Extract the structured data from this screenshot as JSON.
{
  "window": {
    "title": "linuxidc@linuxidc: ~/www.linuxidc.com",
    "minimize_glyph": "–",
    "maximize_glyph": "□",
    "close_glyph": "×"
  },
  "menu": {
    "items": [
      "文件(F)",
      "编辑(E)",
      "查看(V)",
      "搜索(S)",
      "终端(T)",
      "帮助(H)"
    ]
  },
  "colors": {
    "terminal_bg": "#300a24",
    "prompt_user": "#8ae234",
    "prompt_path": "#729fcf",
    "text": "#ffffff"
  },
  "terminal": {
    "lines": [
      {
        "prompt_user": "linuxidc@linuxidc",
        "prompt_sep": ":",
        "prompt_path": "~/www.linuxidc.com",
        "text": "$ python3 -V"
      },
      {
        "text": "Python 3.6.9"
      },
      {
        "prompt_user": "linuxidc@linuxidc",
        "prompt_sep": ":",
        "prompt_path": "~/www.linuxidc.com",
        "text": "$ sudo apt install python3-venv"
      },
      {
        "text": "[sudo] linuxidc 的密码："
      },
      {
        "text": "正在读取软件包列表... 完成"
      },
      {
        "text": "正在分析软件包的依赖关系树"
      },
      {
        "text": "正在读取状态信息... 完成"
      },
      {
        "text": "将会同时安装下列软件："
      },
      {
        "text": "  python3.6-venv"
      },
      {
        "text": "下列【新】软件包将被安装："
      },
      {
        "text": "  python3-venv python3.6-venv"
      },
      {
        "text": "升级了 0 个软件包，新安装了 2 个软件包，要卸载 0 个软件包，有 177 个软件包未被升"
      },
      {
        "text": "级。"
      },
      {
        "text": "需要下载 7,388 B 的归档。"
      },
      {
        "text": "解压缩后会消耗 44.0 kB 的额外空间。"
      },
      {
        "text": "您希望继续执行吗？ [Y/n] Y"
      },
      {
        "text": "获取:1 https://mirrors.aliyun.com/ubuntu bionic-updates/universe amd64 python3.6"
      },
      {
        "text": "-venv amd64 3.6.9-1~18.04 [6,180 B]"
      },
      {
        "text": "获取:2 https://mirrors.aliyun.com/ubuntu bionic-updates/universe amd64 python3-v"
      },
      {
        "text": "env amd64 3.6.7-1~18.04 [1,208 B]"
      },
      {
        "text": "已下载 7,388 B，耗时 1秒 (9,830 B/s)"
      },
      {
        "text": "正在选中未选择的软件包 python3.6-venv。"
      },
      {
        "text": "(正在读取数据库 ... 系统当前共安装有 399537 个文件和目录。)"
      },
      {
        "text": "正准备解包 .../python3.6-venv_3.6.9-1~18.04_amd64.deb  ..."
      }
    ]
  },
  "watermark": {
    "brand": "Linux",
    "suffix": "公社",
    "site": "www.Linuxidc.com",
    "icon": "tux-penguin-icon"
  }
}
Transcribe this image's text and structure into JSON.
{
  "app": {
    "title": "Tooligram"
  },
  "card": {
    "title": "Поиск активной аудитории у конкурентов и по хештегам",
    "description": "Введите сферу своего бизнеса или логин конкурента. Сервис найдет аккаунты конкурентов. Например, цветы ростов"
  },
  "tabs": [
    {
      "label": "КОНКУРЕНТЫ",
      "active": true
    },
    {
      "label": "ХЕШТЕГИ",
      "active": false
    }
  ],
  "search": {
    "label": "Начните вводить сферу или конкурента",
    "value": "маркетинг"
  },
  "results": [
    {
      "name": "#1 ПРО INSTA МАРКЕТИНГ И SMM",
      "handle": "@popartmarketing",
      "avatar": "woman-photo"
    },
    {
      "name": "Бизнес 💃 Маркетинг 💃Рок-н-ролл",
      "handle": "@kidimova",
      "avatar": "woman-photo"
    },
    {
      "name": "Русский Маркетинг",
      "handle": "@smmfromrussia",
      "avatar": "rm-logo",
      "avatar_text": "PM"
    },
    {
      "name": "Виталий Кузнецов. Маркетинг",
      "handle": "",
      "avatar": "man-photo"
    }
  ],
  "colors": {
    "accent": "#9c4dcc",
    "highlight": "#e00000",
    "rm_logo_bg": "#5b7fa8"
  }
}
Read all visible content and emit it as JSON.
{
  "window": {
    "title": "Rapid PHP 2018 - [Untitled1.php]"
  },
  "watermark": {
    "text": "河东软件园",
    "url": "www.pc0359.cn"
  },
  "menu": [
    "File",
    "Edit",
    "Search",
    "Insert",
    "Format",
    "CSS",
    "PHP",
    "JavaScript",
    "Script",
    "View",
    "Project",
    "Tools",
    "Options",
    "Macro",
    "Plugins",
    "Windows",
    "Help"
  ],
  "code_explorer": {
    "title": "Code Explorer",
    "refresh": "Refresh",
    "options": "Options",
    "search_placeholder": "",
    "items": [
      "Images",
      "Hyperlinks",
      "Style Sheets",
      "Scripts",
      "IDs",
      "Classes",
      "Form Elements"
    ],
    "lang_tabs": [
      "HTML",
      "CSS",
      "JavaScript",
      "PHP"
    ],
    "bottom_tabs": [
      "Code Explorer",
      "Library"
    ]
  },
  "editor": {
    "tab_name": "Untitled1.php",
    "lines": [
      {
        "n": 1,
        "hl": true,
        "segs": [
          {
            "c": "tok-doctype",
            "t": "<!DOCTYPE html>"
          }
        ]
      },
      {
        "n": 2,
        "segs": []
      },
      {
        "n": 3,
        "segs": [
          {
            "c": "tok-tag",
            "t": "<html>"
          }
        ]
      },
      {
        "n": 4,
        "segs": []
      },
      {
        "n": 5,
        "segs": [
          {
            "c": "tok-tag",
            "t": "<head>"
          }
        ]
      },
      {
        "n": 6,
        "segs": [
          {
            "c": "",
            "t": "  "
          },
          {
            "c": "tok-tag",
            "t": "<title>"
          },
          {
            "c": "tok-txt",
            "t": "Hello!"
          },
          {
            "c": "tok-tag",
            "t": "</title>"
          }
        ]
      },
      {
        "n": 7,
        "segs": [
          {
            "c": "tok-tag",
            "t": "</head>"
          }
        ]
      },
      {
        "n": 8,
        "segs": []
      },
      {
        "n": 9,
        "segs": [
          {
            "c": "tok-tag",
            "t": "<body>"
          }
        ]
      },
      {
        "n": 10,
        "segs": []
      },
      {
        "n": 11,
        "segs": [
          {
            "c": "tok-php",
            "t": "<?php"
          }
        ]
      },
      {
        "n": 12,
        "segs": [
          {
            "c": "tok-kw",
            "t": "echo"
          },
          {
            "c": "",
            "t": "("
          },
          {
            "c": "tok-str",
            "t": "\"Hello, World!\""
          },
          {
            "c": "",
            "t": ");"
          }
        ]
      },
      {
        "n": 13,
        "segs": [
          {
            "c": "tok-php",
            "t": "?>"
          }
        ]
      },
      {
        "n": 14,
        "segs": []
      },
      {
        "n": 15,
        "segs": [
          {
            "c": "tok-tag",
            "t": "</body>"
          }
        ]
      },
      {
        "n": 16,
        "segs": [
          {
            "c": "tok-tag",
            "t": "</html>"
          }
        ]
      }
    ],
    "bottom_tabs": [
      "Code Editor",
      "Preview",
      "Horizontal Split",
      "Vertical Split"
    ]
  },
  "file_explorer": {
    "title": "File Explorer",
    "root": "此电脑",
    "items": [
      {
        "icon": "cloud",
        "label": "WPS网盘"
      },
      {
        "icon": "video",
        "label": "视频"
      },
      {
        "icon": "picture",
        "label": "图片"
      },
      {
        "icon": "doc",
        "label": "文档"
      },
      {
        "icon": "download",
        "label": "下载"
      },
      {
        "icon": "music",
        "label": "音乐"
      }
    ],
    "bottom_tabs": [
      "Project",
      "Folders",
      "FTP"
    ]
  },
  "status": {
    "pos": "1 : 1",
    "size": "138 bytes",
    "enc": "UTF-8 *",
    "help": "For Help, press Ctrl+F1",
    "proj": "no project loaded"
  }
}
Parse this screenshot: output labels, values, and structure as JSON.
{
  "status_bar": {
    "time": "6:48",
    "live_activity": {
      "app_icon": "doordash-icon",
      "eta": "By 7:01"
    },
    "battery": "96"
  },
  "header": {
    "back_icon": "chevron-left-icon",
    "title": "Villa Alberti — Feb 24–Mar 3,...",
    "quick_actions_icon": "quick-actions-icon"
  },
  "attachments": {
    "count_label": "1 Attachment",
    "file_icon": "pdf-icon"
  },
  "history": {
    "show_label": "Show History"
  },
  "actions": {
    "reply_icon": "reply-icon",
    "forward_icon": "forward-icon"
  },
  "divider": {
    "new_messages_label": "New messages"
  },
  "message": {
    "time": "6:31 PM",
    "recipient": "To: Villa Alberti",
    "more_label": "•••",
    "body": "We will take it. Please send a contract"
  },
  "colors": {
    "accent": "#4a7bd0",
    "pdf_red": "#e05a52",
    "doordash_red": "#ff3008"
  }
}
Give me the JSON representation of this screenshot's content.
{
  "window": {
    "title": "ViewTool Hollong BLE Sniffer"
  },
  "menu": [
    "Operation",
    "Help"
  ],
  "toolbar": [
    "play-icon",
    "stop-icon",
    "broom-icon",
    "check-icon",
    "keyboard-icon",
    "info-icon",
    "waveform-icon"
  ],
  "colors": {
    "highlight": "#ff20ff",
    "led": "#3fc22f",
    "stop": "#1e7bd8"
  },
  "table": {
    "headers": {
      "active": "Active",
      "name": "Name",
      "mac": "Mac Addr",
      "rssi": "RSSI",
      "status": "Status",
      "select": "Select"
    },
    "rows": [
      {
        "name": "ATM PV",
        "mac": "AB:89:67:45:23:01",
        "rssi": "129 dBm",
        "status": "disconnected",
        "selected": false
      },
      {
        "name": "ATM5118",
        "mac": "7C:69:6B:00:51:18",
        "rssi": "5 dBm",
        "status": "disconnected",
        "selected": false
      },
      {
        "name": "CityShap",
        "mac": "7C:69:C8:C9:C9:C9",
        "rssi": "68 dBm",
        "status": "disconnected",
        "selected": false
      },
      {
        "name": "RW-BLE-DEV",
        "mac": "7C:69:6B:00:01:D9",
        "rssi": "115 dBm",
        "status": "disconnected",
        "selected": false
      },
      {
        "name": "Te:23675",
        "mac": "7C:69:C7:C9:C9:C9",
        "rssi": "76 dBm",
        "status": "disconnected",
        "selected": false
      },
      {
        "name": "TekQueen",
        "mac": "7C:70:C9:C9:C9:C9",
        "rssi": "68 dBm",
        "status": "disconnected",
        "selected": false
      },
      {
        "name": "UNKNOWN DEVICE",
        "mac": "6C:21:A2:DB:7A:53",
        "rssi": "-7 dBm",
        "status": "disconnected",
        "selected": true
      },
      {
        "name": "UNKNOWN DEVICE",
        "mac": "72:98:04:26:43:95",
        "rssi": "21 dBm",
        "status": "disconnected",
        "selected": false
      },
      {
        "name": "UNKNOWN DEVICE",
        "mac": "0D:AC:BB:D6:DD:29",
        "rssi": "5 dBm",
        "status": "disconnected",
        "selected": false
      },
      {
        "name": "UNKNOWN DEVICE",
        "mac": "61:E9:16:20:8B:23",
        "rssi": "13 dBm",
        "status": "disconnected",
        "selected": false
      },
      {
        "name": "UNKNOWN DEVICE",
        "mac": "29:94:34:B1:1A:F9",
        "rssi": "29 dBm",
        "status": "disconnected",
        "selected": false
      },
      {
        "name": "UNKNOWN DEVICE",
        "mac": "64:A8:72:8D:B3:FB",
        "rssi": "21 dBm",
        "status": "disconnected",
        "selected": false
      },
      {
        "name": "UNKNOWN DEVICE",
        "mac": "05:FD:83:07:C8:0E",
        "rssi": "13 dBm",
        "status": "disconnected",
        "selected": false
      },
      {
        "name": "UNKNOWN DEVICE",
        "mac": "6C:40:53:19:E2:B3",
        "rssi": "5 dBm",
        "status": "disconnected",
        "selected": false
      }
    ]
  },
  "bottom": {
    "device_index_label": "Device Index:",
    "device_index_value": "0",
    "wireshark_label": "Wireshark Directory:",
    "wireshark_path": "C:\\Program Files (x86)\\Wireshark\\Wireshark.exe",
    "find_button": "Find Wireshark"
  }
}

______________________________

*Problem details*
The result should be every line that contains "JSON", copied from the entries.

*Result of this exercise*
Extract the structured data from this screenshot as JSON.
Transcribe this image's text and structure into JSON.
Read all visible content and emit it as JSON.
Parse this screenshot: output labels, values, and structure as JSON.
Give me the JSON representation of this screenshot's content.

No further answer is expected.